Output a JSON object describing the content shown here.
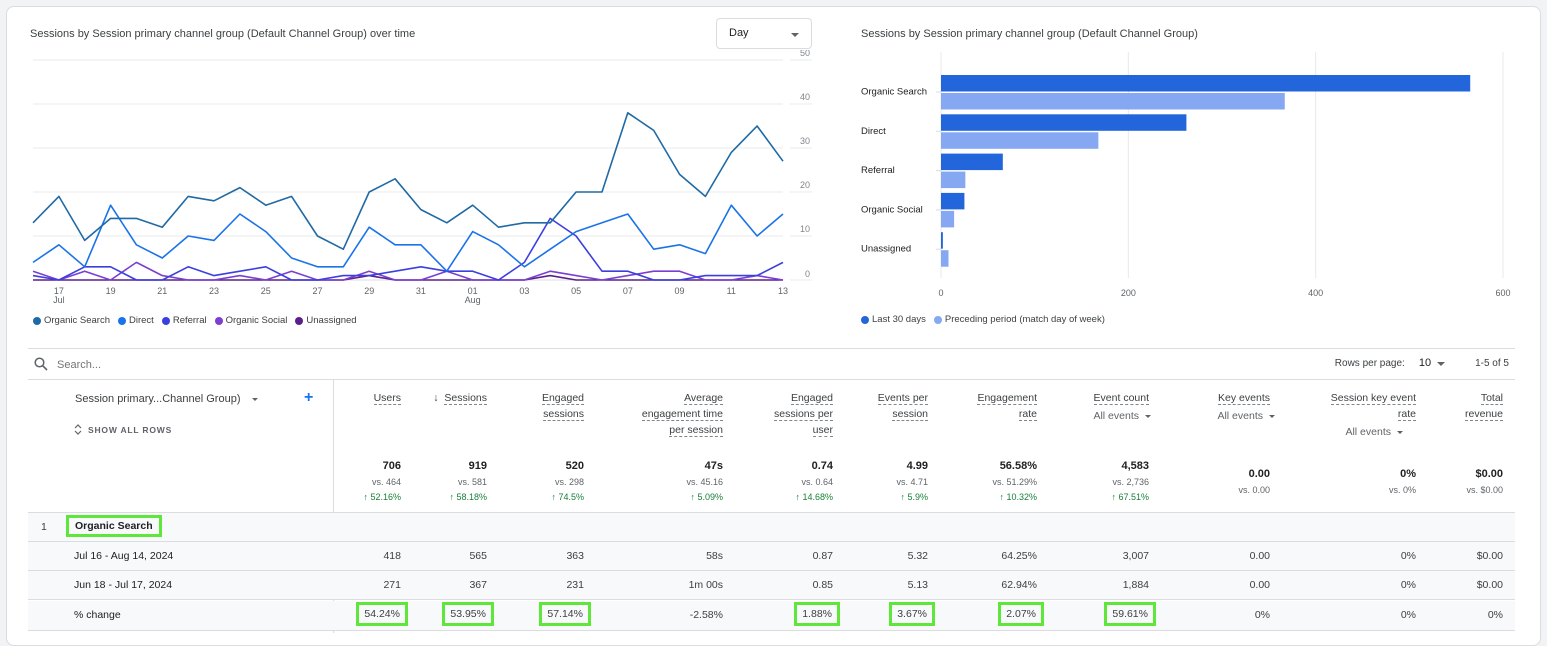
{
  "line_chart": {
    "title": "Sessions by Session primary channel group (Default Channel Group) over time",
    "granularity_select": "Day",
    "y_ticks": [
      "0",
      "10",
      "20",
      "30",
      "40",
      "50"
    ],
    "x_ticks": [
      {
        "label": "17",
        "sub": "Jul"
      },
      {
        "label": "19",
        "sub": ""
      },
      {
        "label": "21",
        "sub": ""
      },
      {
        "label": "23",
        "sub": ""
      },
      {
        "label": "25",
        "sub": ""
      },
      {
        "label": "27",
        "sub": ""
      },
      {
        "label": "29",
        "sub": ""
      },
      {
        "label": "31",
        "sub": ""
      },
      {
        "label": "01",
        "sub": "Aug"
      },
      {
        "label": "03",
        "sub": ""
      },
      {
        "label": "05",
        "sub": ""
      },
      {
        "label": "07",
        "sub": ""
      },
      {
        "label": "09",
        "sub": ""
      },
      {
        "label": "11",
        "sub": ""
      },
      {
        "label": "13",
        "sub": ""
      }
    ],
    "legend": [
      "Organic Search",
      "Direct",
      "Referral",
      "Organic Social",
      "Unassigned"
    ]
  },
  "bar_chart": {
    "title": "Sessions by Session primary channel group (Default Channel Group)",
    "legend": [
      "Last 30 days",
      "Preceding period (match day of week)"
    ]
  },
  "chart_data": [
    {
      "type": "line",
      "title": "Sessions by Session primary channel group (Default Channel Group) over time",
      "x": [
        "Jul 16",
        "Jul 17",
        "Jul 18",
        "Jul 19",
        "Jul 20",
        "Jul 21",
        "Jul 22",
        "Jul 23",
        "Jul 24",
        "Jul 25",
        "Jul 26",
        "Jul 27",
        "Jul 28",
        "Jul 29",
        "Jul 30",
        "Jul 31",
        "Aug 01",
        "Aug 02",
        "Aug 03",
        "Aug 04",
        "Aug 05",
        "Aug 06",
        "Aug 07",
        "Aug 08",
        "Aug 09",
        "Aug 10",
        "Aug 11",
        "Aug 12",
        "Aug 13",
        "Aug 14"
      ],
      "ylim": [
        0,
        50
      ],
      "y_axis_position": "right",
      "grid": true,
      "legend_position": "bottom-left",
      "series": [
        {
          "name": "Organic Search",
          "color": "#1f6aa5",
          "values": [
            13,
            19,
            9,
            14,
            14,
            12,
            19,
            18,
            21,
            17,
            19,
            10,
            7,
            20,
            23,
            16,
            13,
            17,
            12,
            13,
            13,
            20,
            20,
            38,
            34,
            24,
            19,
            29,
            35,
            27
          ]
        },
        {
          "name": "Direct",
          "color": "#1a73e8",
          "values": [
            4,
            8,
            3,
            17,
            8,
            5,
            10,
            9,
            15,
            11,
            5,
            3,
            3,
            12,
            8,
            8,
            2,
            11,
            8,
            3,
            7,
            11,
            13,
            15,
            7,
            8,
            6,
            17,
            10,
            15
          ]
        },
        {
          "name": "Referral",
          "color": "#3c3fe0",
          "values": [
            1,
            0,
            3,
            3,
            0,
            0,
            3,
            1,
            2,
            3,
            0,
            0,
            1,
            1,
            2,
            3,
            2,
            2,
            0,
            4,
            14,
            10,
            2,
            2,
            0,
            0,
            1,
            1,
            1,
            4
          ]
        },
        {
          "name": "Organic Social",
          "color": "#7b3fd1",
          "values": [
            2,
            0,
            2,
            0,
            4,
            1,
            0,
            0,
            1,
            0,
            2,
            0,
            0,
            2,
            0,
            0,
            2,
            0,
            0,
            0,
            2,
            1,
            0,
            1,
            2,
            2,
            0,
            0,
            1,
            0
          ]
        },
        {
          "name": "Unassigned",
          "color": "#5b1f8a",
          "values": [
            0,
            0,
            0,
            0,
            0,
            0,
            0,
            0,
            0,
            0,
            0,
            0,
            0,
            1,
            0,
            0,
            0,
            0,
            0,
            0,
            1,
            0,
            0,
            0,
            0,
            0,
            0,
            0,
            0,
            0
          ]
        }
      ]
    },
    {
      "type": "bar",
      "orientation": "horizontal",
      "title": "Sessions by Session primary channel group (Default Channel Group)",
      "categories": [
        "Organic Search",
        "Direct",
        "Referral",
        "Organic Social",
        "Unassigned"
      ],
      "xlim": [
        0,
        600
      ],
      "x_ticks": [
        "0",
        "200",
        "400",
        "600"
      ],
      "grid": true,
      "legend_position": "bottom-left",
      "series": [
        {
          "name": "Last 30 days",
          "color": "#2366dc",
          "values": [
            565,
            262,
            66,
            25,
            2
          ]
        },
        {
          "name": "Preceding period (match day of week)",
          "color": "#86a8f2",
          "values": [
            367,
            168,
            26,
            14,
            8
          ]
        }
      ]
    }
  ],
  "table": {
    "search_placeholder": "Search...",
    "rows_per_page_label": "Rows per page:",
    "rows_per_page_value": "10",
    "pagination": "1-5 of 5",
    "dimension_header": "Session primary...Channel Group)",
    "show_all_rows": "SHOW ALL ROWS",
    "columns": [
      {
        "lines": [
          "Users"
        ],
        "sub": "",
        "total": "706",
        "vs": "vs. 464",
        "change": "↑ 52.16%"
      },
      {
        "lines": [
          "Sessions"
        ],
        "sub": "",
        "sorted": true,
        "total": "919",
        "vs": "vs. 581",
        "change": "↑ 58.18%"
      },
      {
        "lines": [
          "Engaged",
          "sessions"
        ],
        "sub": "",
        "total": "520",
        "vs": "vs. 298",
        "change": "↑ 74.5%"
      },
      {
        "lines": [
          "Average",
          "engagement time",
          "per session"
        ],
        "sub": "",
        "total": "47s",
        "vs": "vs. 45.16",
        "change": "↑ 5.09%"
      },
      {
        "lines": [
          "Engaged",
          "sessions per",
          "user"
        ],
        "sub": "",
        "total": "0.74",
        "vs": "vs. 0.64",
        "change": "↑ 14.68%"
      },
      {
        "lines": [
          "Events per",
          "session"
        ],
        "sub": "",
        "total": "4.99",
        "vs": "vs. 4.71",
        "change": "↑ 5.9%"
      },
      {
        "lines": [
          "Engagement",
          "rate"
        ],
        "sub": "",
        "total": "56.58%",
        "vs": "vs. 51.29%",
        "change": "↑ 10.32%"
      },
      {
        "lines": [
          "Event count"
        ],
        "sub": "All events",
        "total": "4,583",
        "vs": "vs. 2,736",
        "change": "↑ 67.51%"
      },
      {
        "lines": [
          "Key events"
        ],
        "sub": "All events",
        "total": "0.00",
        "vs": "vs. 0.00",
        "change": ""
      },
      {
        "lines": [
          "Session key event",
          "rate"
        ],
        "sub": "All events",
        "total": "0%",
        "vs": "vs. 0%",
        "change": ""
      },
      {
        "lines": [
          "Total",
          "revenue"
        ],
        "sub": "",
        "total": "$0.00",
        "vs": "vs. $0.00",
        "change": ""
      }
    ],
    "group": {
      "index": "1",
      "name": "Organic Search"
    },
    "rows": [
      {
        "label": "Jul 16 - Aug 14, 2024",
        "values": [
          "418",
          "565",
          "363",
          "58s",
          "0.87",
          "5.32",
          "64.25%",
          "3,007",
          "0.00",
          "0%",
          "$0.00"
        ]
      },
      {
        "label": "Jun 18 - Jul 17, 2024",
        "values": [
          "271",
          "367",
          "231",
          "1m 00s",
          "0.85",
          "5.13",
          "62.94%",
          "1,884",
          "0.00",
          "0%",
          "$0.00"
        ]
      },
      {
        "label": "% change",
        "values": [
          "54.24%",
          "53.95%",
          "57.14%",
          "-2.58%",
          "1.88%",
          "3.67%",
          "2.07%",
          "59.61%",
          "0%",
          "0%",
          "0%"
        ],
        "highlighted": [
          true,
          true,
          true,
          false,
          true,
          true,
          true,
          true,
          false,
          false,
          false
        ]
      }
    ]
  }
}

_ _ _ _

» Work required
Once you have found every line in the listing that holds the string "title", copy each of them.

» Solution to this task
    "title": "Sessions by Session primary channel group (Default Channel Group) over time",
    "title": "Sessions by Session primary channel group (Default Channel Group)",
      "title": "Sessions by Session primary channel group (Default Channel Group) over time",
      "title": "Sessions by Session primary channel group (Default Channel Group)",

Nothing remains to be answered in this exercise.